And so there are different scenarios under which that would play out. For instance, he could dissolve the national assemblies, which would automatically postpone all the elections for at least 90 days, or the more draconian step would be to impose martial law, which would suspend every institution, including the courts. The military would run it all. But then there's the question of whether the military would be with him.
The other school of thought -- and I've heard it from a few people who say they're in a position to know -- that he has talked about, at least, that there's the option of just hanging it up. If the court rules against him, saying, "I've given Pakistan eight great years. I've got the economy back on track. I've freed the media. I'm fighting terrorism, and it's time for someone else."
And in the end, of course, it is President Musharraf who's going to have to decide which way to go. After the hearing today, these two lawyers, who are great friends but on opposite sides of this issue, invited me to go to tea in the lawyers' lounge. And the first lawyer who's actually helping the government in the case, I asked him that very question. Would Musharraf go along with or would he comply with the court if the court says he just can't legally run again? And he said, "President Musharraf has always complied with the court."
Then I asked the other lawyer, an older man who very proudly told me he'd gone to Harvard Law School, I said, "Well, do you think the army would be with Musharraf if he defied the court and tried to impose martial law?" And he said, "I think, if the army has to choose between Pakistan and the general, the army will choose Pakistan."
But, you know, that and a nickel won't get you a cup of coffee in the lawyers' lounge, so, you know, nobody really knows. And as I said, again, it is totally up to Musharraf at this point.

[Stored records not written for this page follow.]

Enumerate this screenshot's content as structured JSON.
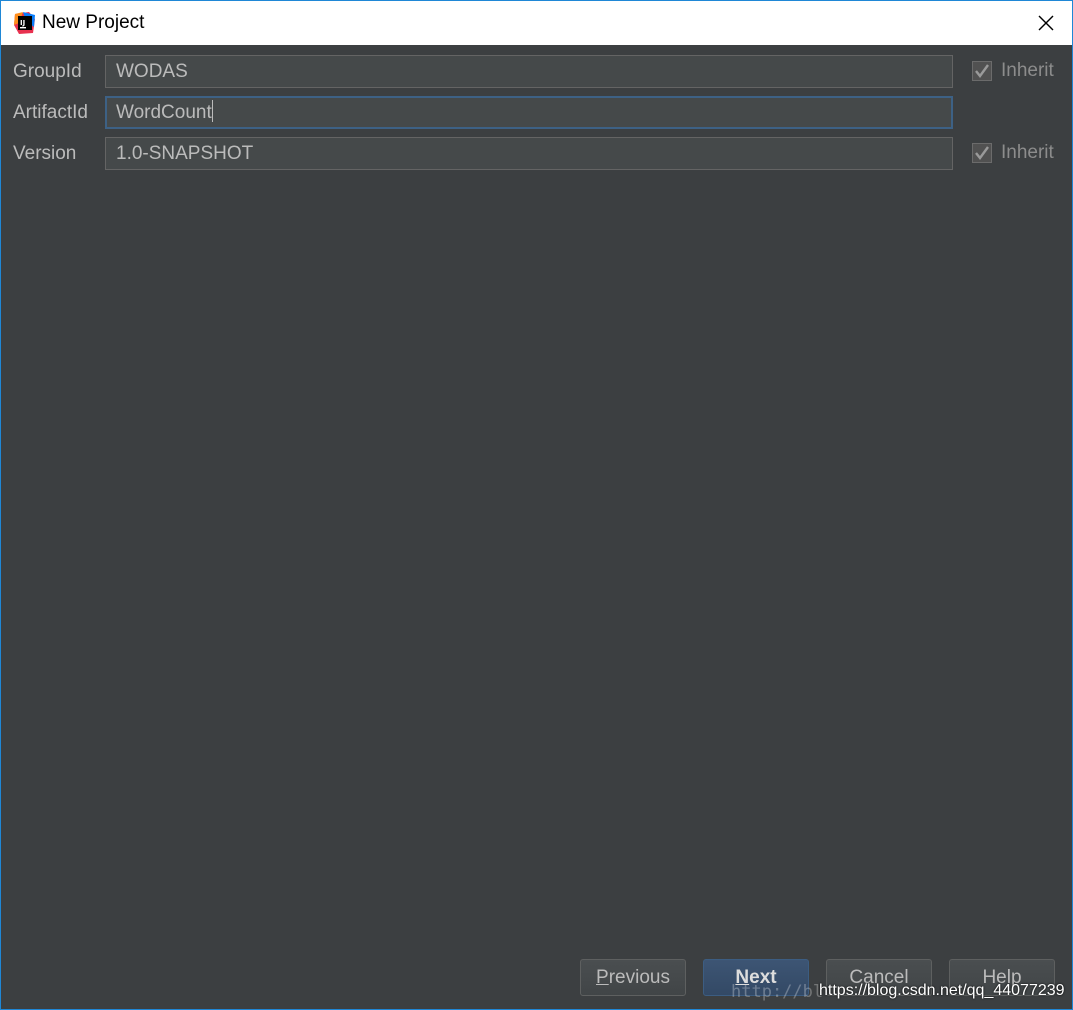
{
  "window": {
    "title": "New Project",
    "app_icon": "intellij-idea-icon",
    "close_icon": "close-icon"
  },
  "form": {
    "group_id": {
      "label": "GroupId",
      "value": "WODAS",
      "inherit": {
        "label": "Inherit",
        "checked": true
      }
    },
    "artifact_id": {
      "label": "ArtifactId",
      "value": "WordCount"
    },
    "version": {
      "label": "Version",
      "value": "1.0-SNAPSHOT",
      "inherit": {
        "label": "Inherit",
        "checked": true
      }
    }
  },
  "buttons": {
    "previous": {
      "mnemonic": "P",
      "rest": "revious"
    },
    "next": {
      "mnemonic": "N",
      "rest": "ext"
    },
    "cancel": "Cancel",
    "help": "Help"
  },
  "watermark": {
    "faint": "http://bl",
    "text": "https://blog.csdn.net/qq_44077239"
  },
  "colors": {
    "background": "#3c3f41",
    "field_background": "#45494a",
    "focus_border": "#3d6185",
    "primary_button": "#365880",
    "label_text": "#bbbbbb"
  }
}
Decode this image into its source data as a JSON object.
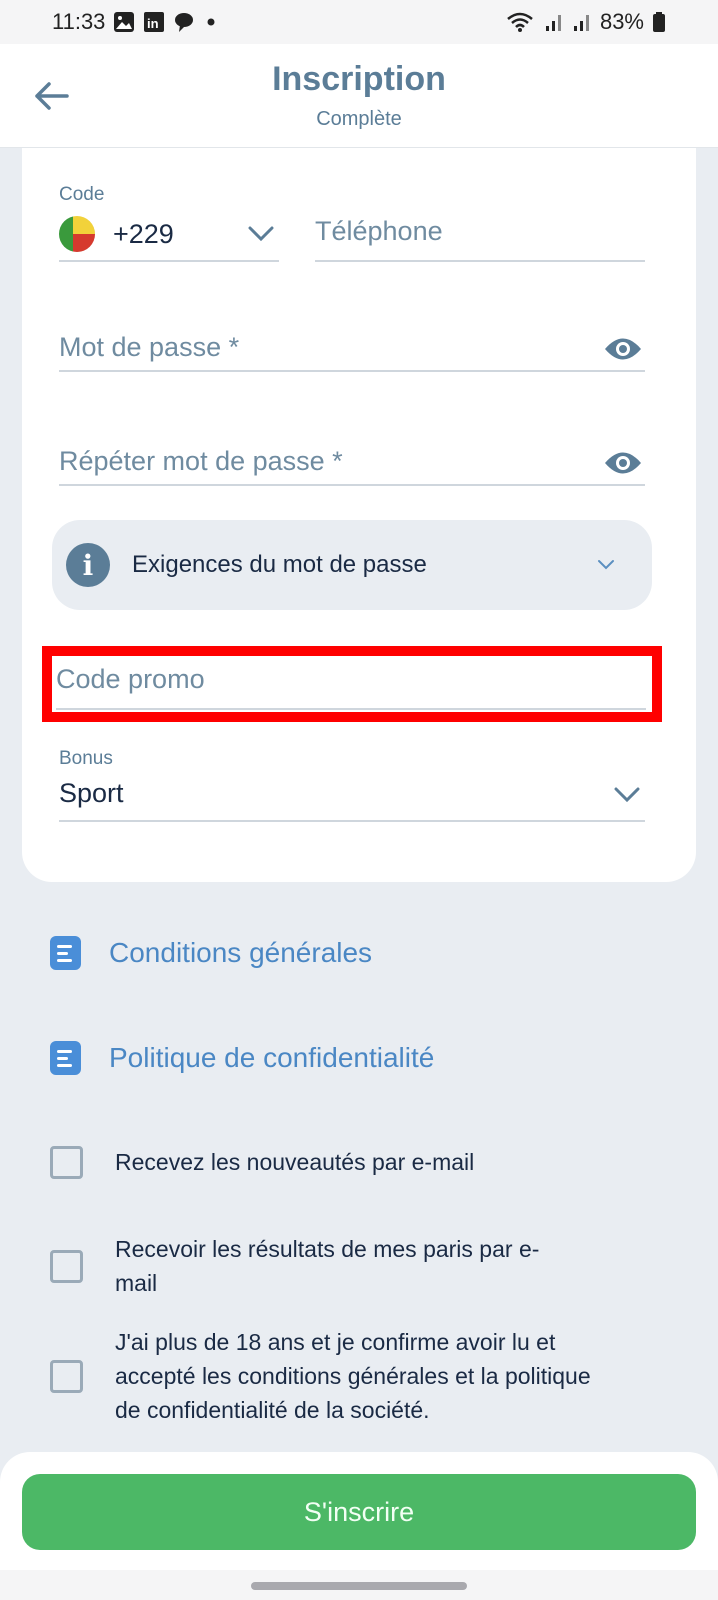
{
  "status_bar": {
    "time": "11:33",
    "left_icons": [
      "gallery-icon",
      "linkedin-icon",
      "chat-bubble-icon",
      "dot-icon"
    ],
    "right_icons": [
      "wifi-icon",
      "signal-icon",
      "signal-icon"
    ],
    "battery": "83%"
  },
  "header": {
    "title": "Inscription",
    "subtitle": "Complète",
    "back_icon": "arrow-left-icon"
  },
  "form": {
    "code": {
      "label": "Code",
      "value": "+229",
      "flag": "benin-flag"
    },
    "phone": {
      "placeholder": "Téléphone"
    },
    "password": {
      "placeholder": "Mot de passe *"
    },
    "repeat_password": {
      "placeholder": "Répéter mot de passe *"
    },
    "password_requirements": {
      "label": "Exigences du mot de passe"
    },
    "promo_code": {
      "placeholder": "Code promo"
    },
    "bonus": {
      "label": "Bonus",
      "value": "Sport"
    }
  },
  "links": [
    {
      "label": "Conditions générales"
    },
    {
      "label": "Politique de confidentialité"
    }
  ],
  "checkboxes": [
    {
      "label": "Recevez les nouveautés par e-mail",
      "checked": false
    },
    {
      "label": "Recevoir les résultats de mes paris par e-mail",
      "checked": false
    },
    {
      "label": "J'ai plus de 18 ans et je confirme avoir lu et accepté les conditions générales et la politique de confidentialité de la société.",
      "checked": false
    }
  ],
  "submit": {
    "label": "S'inscrire"
  },
  "colors": {
    "accent": "#5b7d97",
    "link": "#4a87c4",
    "primary_button": "#4cb866",
    "highlight": "#ff0000"
  }
}
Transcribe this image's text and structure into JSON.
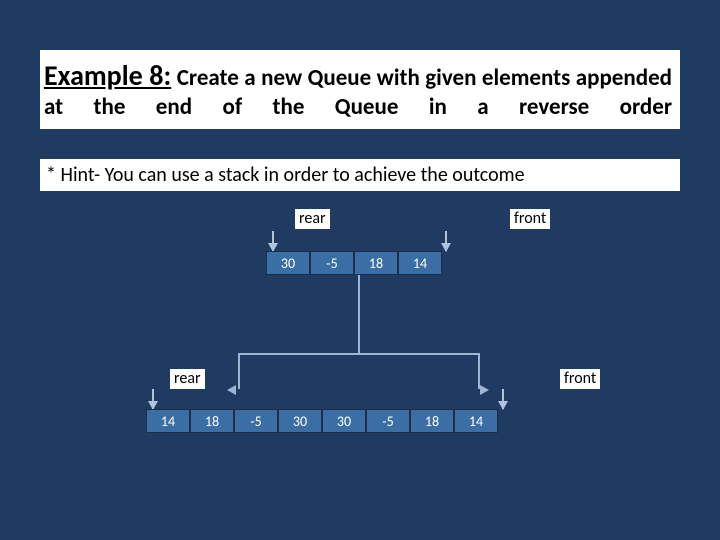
{
  "header": {
    "title_strong": "Example 8:",
    "title_rest": " Create a new Queue with given elements appended at the end of the Queue in a reverse order"
  },
  "hint": "* Hint- You can use a stack in order to achieve the outcome",
  "labels": {
    "rear": "rear",
    "front": "front"
  },
  "queue_top": [
    "30",
    "-5",
    "18",
    "14"
  ],
  "queue_bottom": [
    "14",
    "18",
    "-5",
    "30",
    "30",
    "-5",
    "18",
    "14"
  ]
}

JEFFREY BROWN: All right. Margaret Warner in Pakistan, thanks again.
MARGARET WARNER: Thanks, Jeff.